On crafting winning references

“…Nothing influences people more than a recommendation from a trusted friend. A trusted referral influences people more than the best broadcast message…”

Mark Zuckerberg

If you have ever been part of a hiring committee or worked with recruitment professionals, you will understand that there is only one overarching question that weighs heavy on their minds – who is the right candidate for the job/award? The word “right candidate” rarely means the most technically competent candidate, but one who fits all the outlined selection criteria (which might include people skills, organizational fit, other attributes).  Letters of referral are invaluable in helping the hiring team with their decision-making. Depending on the hiring process, references may be used early on to screen out less qualified candidates or serve as a tie breaker latter in the process. Often, the latter is the case.
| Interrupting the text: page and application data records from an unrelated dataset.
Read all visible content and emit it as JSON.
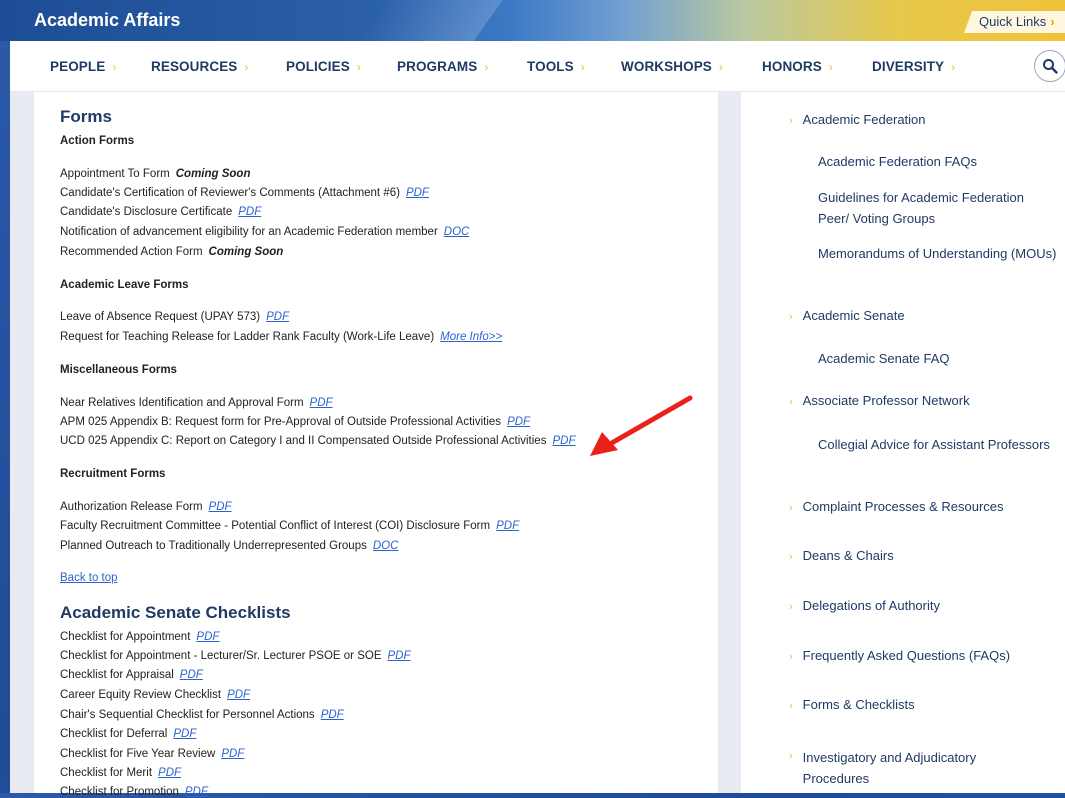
{
  "header": {
    "title": "Academic Affairs",
    "quick_links": "Quick Links"
  },
  "nav": {
    "items": [
      "PEOPLE",
      "RESOURCES",
      "POLICIES",
      "PROGRAMS",
      "TOOLS",
      "WORKSHOPS",
      "HONORS",
      "DIVERSITY"
    ]
  },
  "forms": {
    "title": "Forms",
    "action_forms": {
      "title": "Action Forms",
      "items": [
        {
          "text": "Appointment To Form",
          "suffix": "Coming Soon",
          "type": "soon"
        },
        {
          "text": "Candidate's Certification of Reviewer's Comments (Attachment #6)",
          "suffix": "PDF",
          "type": "link"
        },
        {
          "text": "Candidate's Disclosure Certificate",
          "suffix": "PDF",
          "type": "link"
        },
        {
          "text": "Notification of advancement eligibility for an Academic Federation member",
          "suffix": "DOC",
          "type": "link"
        },
        {
          "text": "Recommended Action Form",
          "suffix": "Coming Soon",
          "type": "soon"
        }
      ]
    },
    "academic_leave": {
      "title": "Academic Leave Forms",
      "items": [
        {
          "text": "Leave of Absence Request (UPAY 573)",
          "suffix": "PDF",
          "type": "link"
        },
        {
          "text": "Request for Teaching Release for Ladder Rank Faculty (Work-Life Leave)",
          "suffix": "More Info>>",
          "type": "more"
        }
      ]
    },
    "misc": {
      "title": "Miscellaneous Forms",
      "items": [
        {
          "text": "Near Relatives Identification and Approval Form",
          "suffix": "PDF",
          "type": "link"
        },
        {
          "text": "APM 025 Appendix B: Request form for Pre-Approval of Outside Professional Activities",
          "suffix": "PDF",
          "type": "link"
        },
        {
          "text": "UCD 025 Appendix C: Report on Category I and II Compensated Outside Professional Activities",
          "suffix": "PDF",
          "type": "link"
        }
      ]
    },
    "recruitment": {
      "title": "Recruitment Forms",
      "items": [
        {
          "text": "Authorization Release Form",
          "suffix": "PDF",
          "type": "link"
        },
        {
          "text": "Faculty Recruitment Committee - Potential Conflict of Interest (COI) Disclosure Form",
          "suffix": "PDF",
          "type": "link"
        },
        {
          "text": "Planned Outreach to Traditionally Underrepresented Groups",
          "suffix": "DOC",
          "type": "link"
        }
      ]
    },
    "back_to_top": "Back to top"
  },
  "checklists": {
    "title": "Academic Senate Checklists",
    "items": [
      {
        "text": "Checklist for Appointment",
        "suffix": "PDF"
      },
      {
        "text": "Checklist for Appointment - Lecturer/Sr. Lecturer PSOE or SOE",
        "suffix": "PDF"
      },
      {
        "text": "Checklist for Appraisal",
        "suffix": "PDF"
      },
      {
        "text": "Career Equity Review Checklist",
        "suffix": "PDF"
      },
      {
        "text": "Chair's Sequential Checklist for Personnel Actions",
        "suffix": "PDF"
      },
      {
        "text": "Checklist for Deferral",
        "suffix": "PDF"
      },
      {
        "text": "Checklist for Five Year Review",
        "suffix": "PDF"
      },
      {
        "text": "Checklist for Merit",
        "suffix": "PDF"
      },
      {
        "text": "Checklist for Promotion",
        "suffix": "PDF"
      }
    ]
  },
  "sidebar": {
    "items": [
      {
        "label": "Academic Federation",
        "level": 1
      },
      {
        "label": "Academic Federation FAQs",
        "level": 2
      },
      {
        "label": "Guidelines for Academic Federation Peer/ Voting Groups",
        "level": 2
      },
      {
        "label": "Memorandums of Understanding (MOUs)",
        "level": 2
      },
      {
        "label": "Academic Senate",
        "level": 1
      },
      {
        "label": "Academic Senate FAQ",
        "level": 2
      },
      {
        "label": "Associate Professor Network",
        "level": 1
      },
      {
        "label": "Collegial Advice for Assistant Professors",
        "level": 2
      },
      {
        "label": "Complaint Processes & Resources",
        "level": 1
      },
      {
        "label": "Deans & Chairs",
        "level": 1
      },
      {
        "label": "Delegations of Authority",
        "level": 1
      },
      {
        "label": "Frequently Asked Questions (FAQs)",
        "level": 1
      },
      {
        "label": "Forms & Checklists",
        "level": 1
      },
      {
        "label": "Investigatory and Adjudicatory Procedures",
        "level": 1
      }
    ]
  },
  "colors": {
    "accent": "#2b62d0",
    "nav_text": "#1f3a64",
    "chevron": "#f0b74b",
    "arrow": "#e8211b"
  }
}
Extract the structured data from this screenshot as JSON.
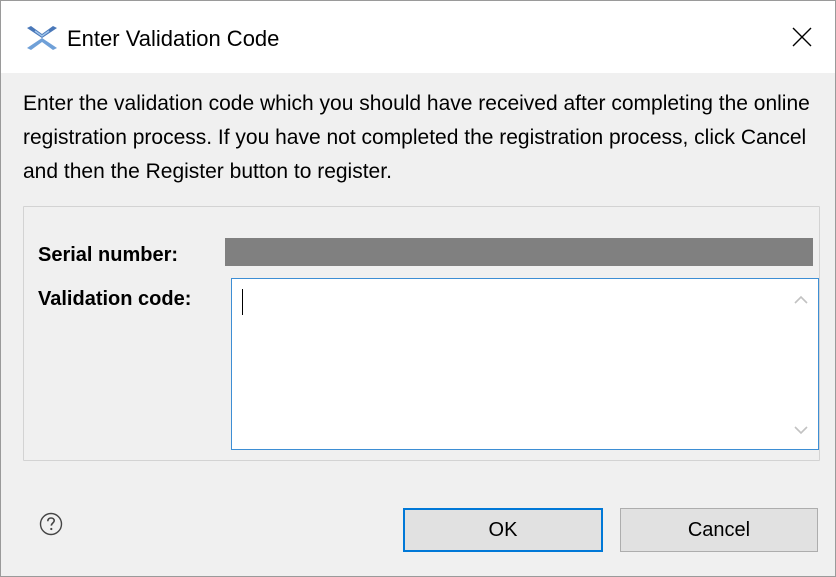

So,  letter of recommendation, if strong and persuasive, may prove crucial in tilting the decision in favor of your candidate. Delivering that effective and “destiny changing” recommendation requires a good mastery of the art of persuasion and excellent writing and storytelling skills. Here are some ideas on how to craft strong reference letters. 

Ensure you have all the right information. The quality of your reference depends, to a greater extent, on the quality of the information you have at your disposal. Before agreeing to provide a recommendation, ask for the key Information about the strengths, weakness, and the fit of the candidate for the position. In addition to leveraging your previous or current interaction with the candidate, ask for more details about the candidate’s career journey, the job responsibilities, qualification requirements, and other details about the organization. With this insight you can craft a compelling letter that highlights the candidate’s strengths, career trajectories, attributes, fit with the hiring organization, and so on. If the information at your disposal does not convince you that the candidate is the right fit for the position advertised, it may be the right time to have a conversation with the candidate about the request. 

Use short stories that demonstrate the applicant’s strengths. In recommending an applicant, stories are very informative for the potential employers. Consider citing examples of your interaction with the applicant to illustrate how his/her personal attributes, technical competence, and people skills fit the job/award requirements. Potential employers are always looking for practical examples that attests to the applicant’s track record of demonstrating these attributes. For example,  you may cite examples of where the applicant demonstrates strong work ethics, independent of thought, collaboration, proactiveness, and other relevant accomplishments. 

Be intentional with your choice of words. Employers are always looking for key words that communicate your enthusiasm, desirable qualities, or red flags about the candidate!. Positive words, such as enthusiastic, competence, professional, excellence, teamwork, exceeding expectations, and so on, will portray your candidate in the positive light. Alternative, consider providing relative metrics that compares the candidate with others you have ever trained or worked. Such comparisons may offer more insight into how outstanding the candidate is. However, if you are the type that rarely shower praise on a highly qualified candidates, holding back on mentioning these key words may make your reference appear lukewarm, consequently sending false red flags to the committee. 

Connect the dots for the employers. In preparing a reference for candidate, imagine if you were the employer. What additional information would you hope the referees will provide to help you arrive at the right decision? Provide the reader or your audience with a big picture profile of the applicant by connecting dots between the applicant’s education training, career trajectory, and the interest in joining the firm. Discuss how those skills will be an asset to the organization. If possible, rank the candidate in relation to other individuals you have worked with at the same level. 

Cultural Awareness There remains geographical and cultural differences in professional practices across several industries. It’s important that you demonstrate cultural or industry-relevant understanding with drafting your recommendation.  For example, the expectations about the competences required for an industry-related positions may be different from those required for a government job or an academic position. Consider tailoring your recommendation to align with industry standards and/or expectations. Generally, the job advert will give you some insight about those expectations and organization culture. If you are in doubt, consider setting up a call with the hiring team to clarify their expectations for the role and what is expected from you. If you are writing for a candidate who has applied for a job in another country, you may want to do some background research about the organization and what’s obtainable in that culture. For example, some cultures value strong work ethics and ability to follow instructions, over proactiveness or independence of thought. Make sure your recommendation speaks to these cultural differences

In a nutshell, it takes more than good intentions to provide effective and stellar recommendations. It requires mastery of the art of persuasion and storytelling, which are skills that can be learned. The strategies discussed here don’t constitute an exhaustive list of tips for crafting such recommendations, but these will get you started. While these tips have been discussed in the context of references for professional job applications, they are also applicable when crafting other types of references (e.g., references for awards, academic admissions, scholarships, etc). Periodic investment in reference writing workshops may help hone your writing skills, ultimately enhancing your professional credibility as a leader or expert in your field.